__WHAT NEEDS TO BE DONE__
Work through the records that follow and return each line containing the word "selected".
RECORDS TO USE section start
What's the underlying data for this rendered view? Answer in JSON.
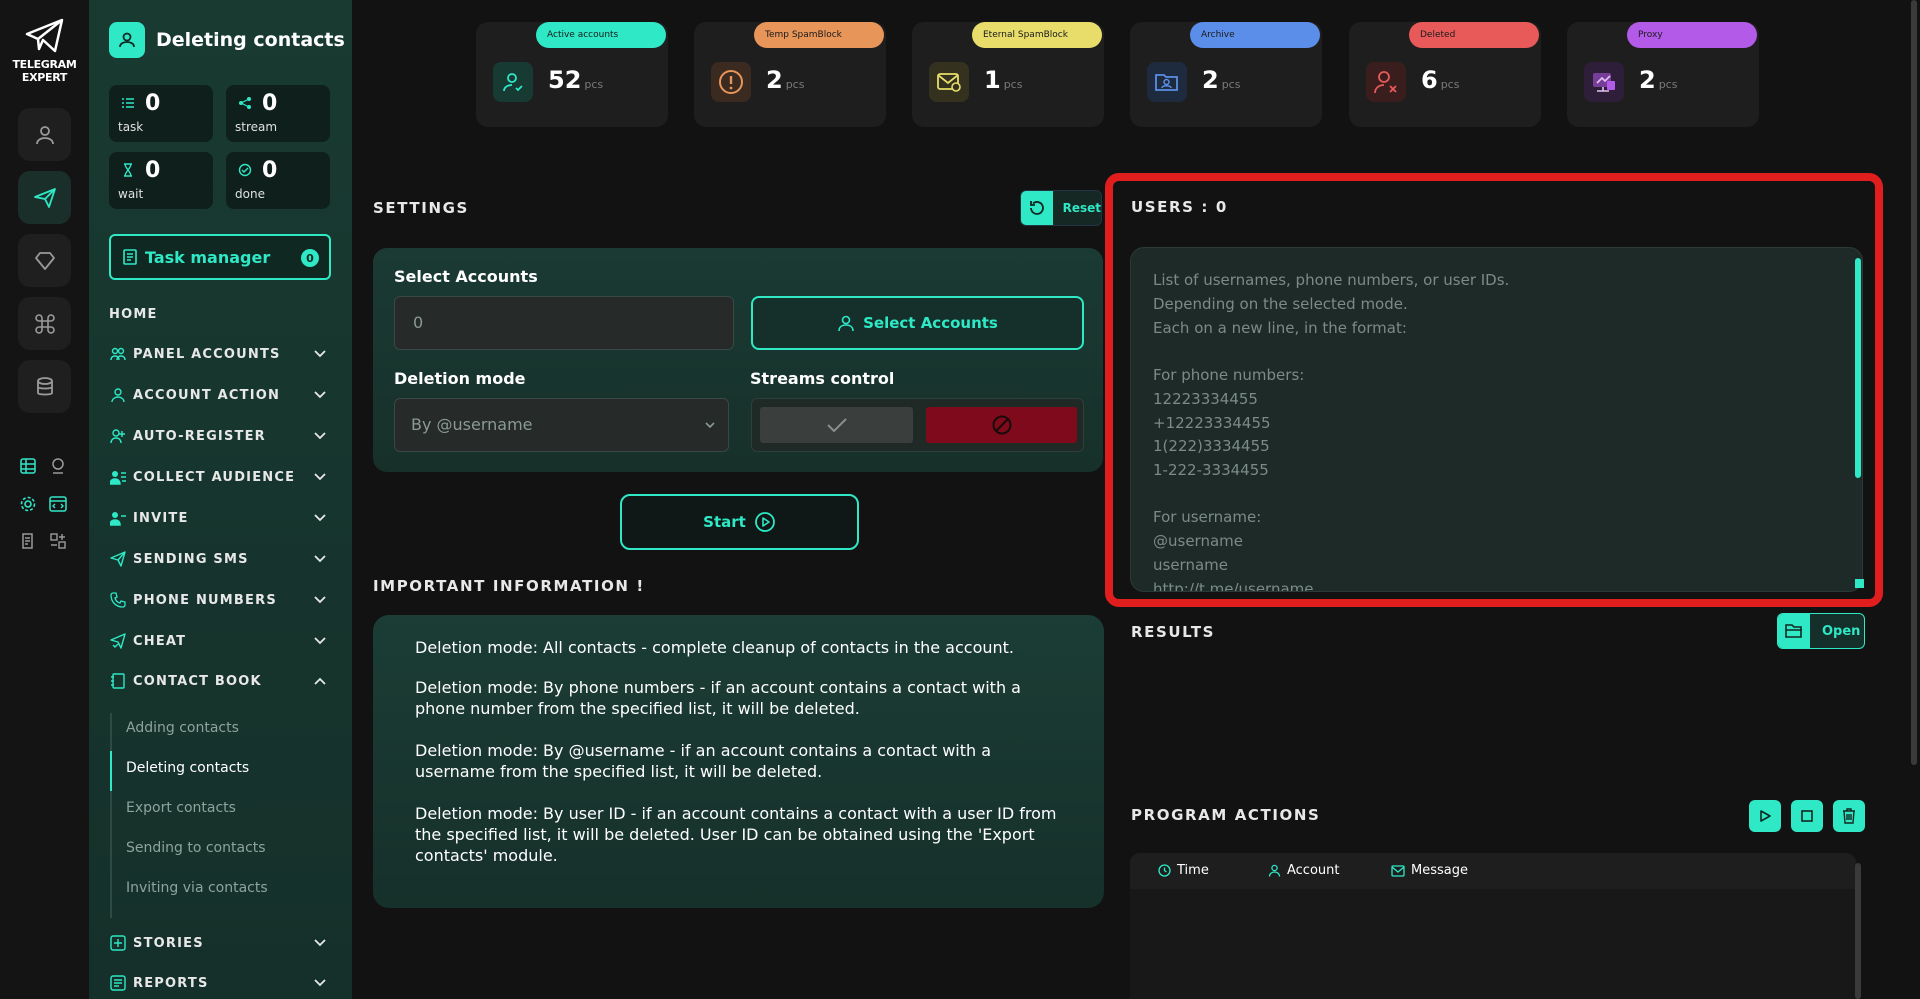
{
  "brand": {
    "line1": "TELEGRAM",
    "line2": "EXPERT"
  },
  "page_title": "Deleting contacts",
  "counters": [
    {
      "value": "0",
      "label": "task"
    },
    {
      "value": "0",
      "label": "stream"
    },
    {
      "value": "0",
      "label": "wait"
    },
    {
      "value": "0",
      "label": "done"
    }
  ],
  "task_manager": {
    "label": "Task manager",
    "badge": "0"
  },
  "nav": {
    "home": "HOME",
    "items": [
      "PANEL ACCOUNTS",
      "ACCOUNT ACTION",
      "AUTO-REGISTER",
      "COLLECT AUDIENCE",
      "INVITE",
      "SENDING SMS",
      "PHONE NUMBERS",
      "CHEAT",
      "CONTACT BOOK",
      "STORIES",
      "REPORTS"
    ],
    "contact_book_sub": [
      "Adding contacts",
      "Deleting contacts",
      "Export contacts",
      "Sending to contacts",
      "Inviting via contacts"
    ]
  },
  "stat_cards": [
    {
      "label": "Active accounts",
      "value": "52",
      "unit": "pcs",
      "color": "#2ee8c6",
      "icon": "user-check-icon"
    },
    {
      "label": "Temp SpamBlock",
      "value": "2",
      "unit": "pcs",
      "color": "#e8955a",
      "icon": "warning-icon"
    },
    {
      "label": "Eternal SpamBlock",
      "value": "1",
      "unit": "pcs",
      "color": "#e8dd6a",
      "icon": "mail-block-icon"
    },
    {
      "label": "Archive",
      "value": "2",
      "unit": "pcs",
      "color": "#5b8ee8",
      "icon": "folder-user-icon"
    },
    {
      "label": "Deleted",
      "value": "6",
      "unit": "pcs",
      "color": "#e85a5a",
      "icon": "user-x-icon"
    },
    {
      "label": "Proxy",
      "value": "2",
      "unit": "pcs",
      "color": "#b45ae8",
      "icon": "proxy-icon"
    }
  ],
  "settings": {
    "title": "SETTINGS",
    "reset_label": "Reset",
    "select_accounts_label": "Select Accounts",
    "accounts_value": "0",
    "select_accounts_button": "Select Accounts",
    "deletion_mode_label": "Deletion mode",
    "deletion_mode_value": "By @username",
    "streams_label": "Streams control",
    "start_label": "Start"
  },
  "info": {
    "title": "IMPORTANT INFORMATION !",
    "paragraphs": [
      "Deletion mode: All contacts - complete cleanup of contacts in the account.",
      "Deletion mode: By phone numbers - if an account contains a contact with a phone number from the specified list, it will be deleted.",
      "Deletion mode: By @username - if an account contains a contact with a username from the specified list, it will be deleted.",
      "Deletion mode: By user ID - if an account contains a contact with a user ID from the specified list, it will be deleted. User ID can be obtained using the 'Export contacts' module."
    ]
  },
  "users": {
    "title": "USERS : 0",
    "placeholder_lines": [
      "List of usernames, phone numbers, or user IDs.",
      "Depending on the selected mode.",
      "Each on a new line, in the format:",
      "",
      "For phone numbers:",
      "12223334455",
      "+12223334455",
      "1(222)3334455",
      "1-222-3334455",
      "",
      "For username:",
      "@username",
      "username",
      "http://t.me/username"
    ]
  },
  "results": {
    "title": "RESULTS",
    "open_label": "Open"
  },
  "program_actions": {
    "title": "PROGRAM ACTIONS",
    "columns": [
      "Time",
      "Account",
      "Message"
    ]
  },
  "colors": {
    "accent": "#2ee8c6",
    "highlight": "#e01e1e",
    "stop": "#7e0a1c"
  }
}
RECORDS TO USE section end
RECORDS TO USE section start
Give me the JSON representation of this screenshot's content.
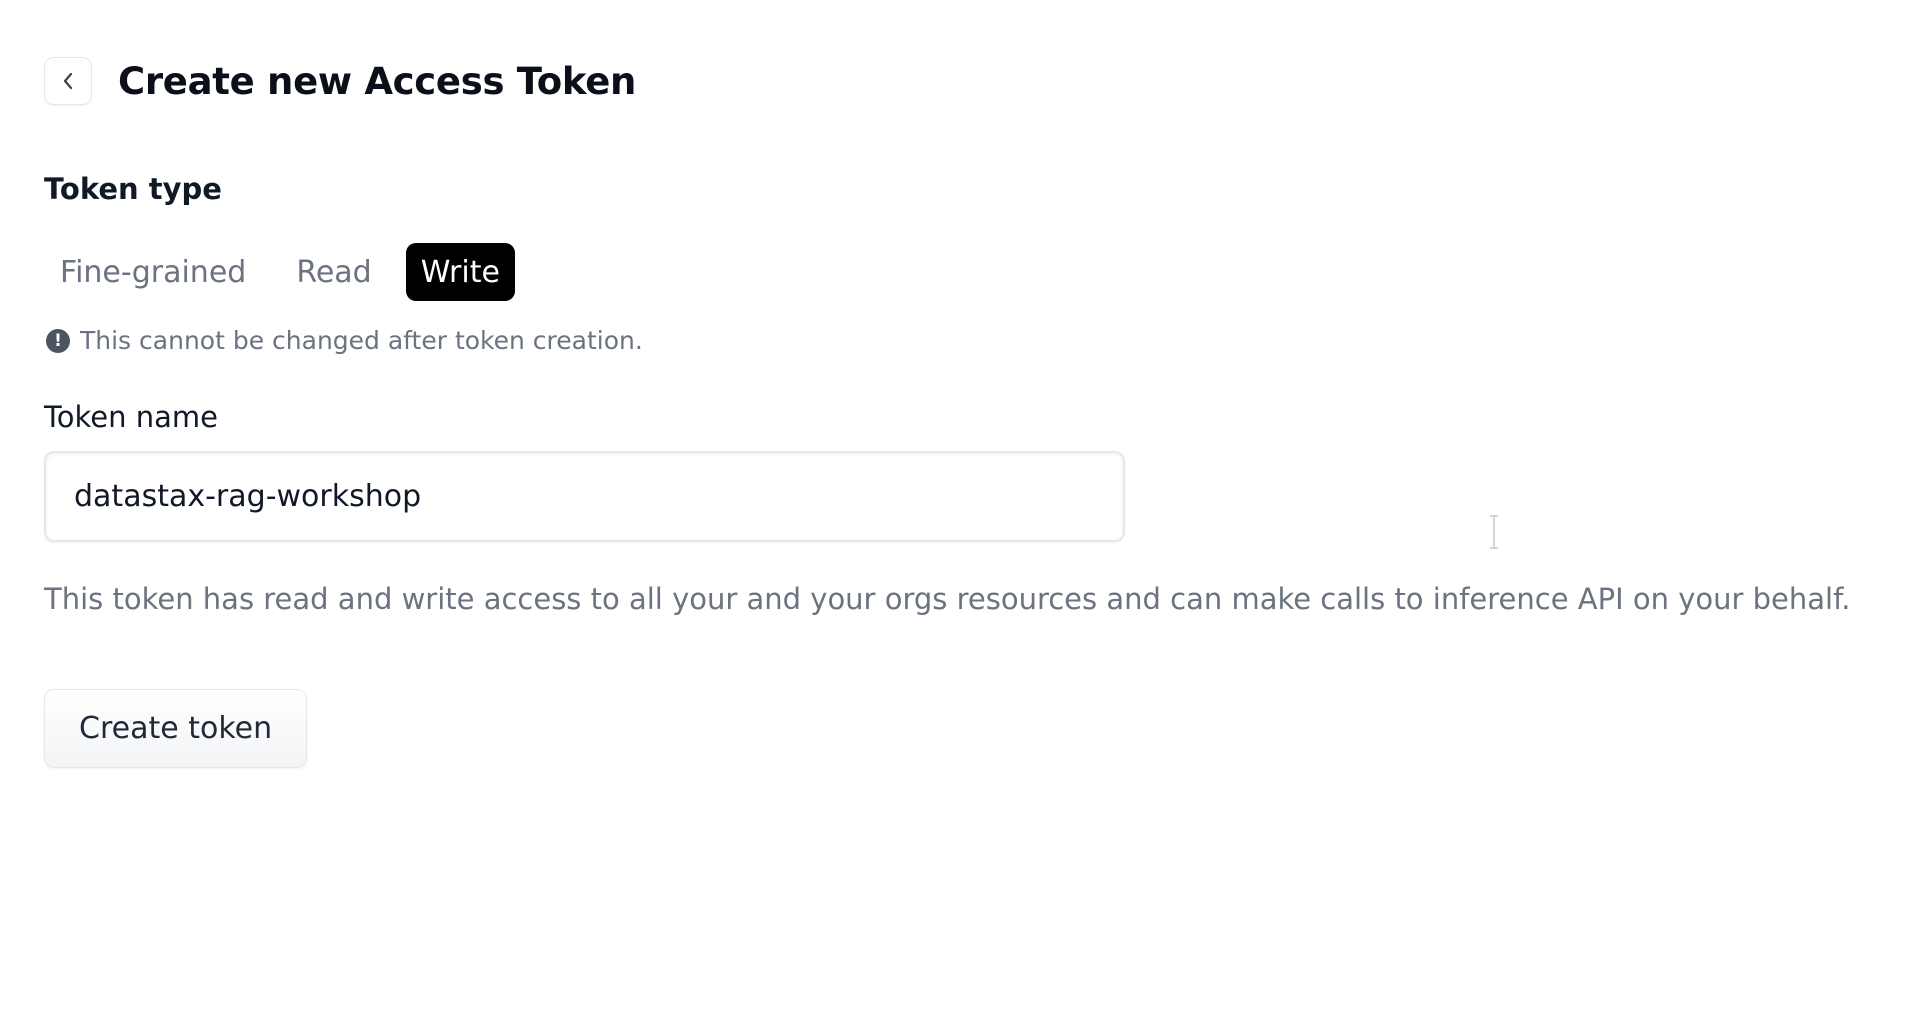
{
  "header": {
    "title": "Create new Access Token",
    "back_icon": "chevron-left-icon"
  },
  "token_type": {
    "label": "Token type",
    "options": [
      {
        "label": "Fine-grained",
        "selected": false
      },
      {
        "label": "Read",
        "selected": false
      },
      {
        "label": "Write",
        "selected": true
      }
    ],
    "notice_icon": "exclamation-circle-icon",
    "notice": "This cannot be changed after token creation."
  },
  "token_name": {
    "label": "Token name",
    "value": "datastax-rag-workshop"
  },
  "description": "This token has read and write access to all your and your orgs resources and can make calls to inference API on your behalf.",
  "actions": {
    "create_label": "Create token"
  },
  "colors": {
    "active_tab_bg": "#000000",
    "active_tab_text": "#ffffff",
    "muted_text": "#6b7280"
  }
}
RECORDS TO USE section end
__RESULT__
      "Depending on the selected mode.",
        "selected": false
        "selected": false
        "selected": true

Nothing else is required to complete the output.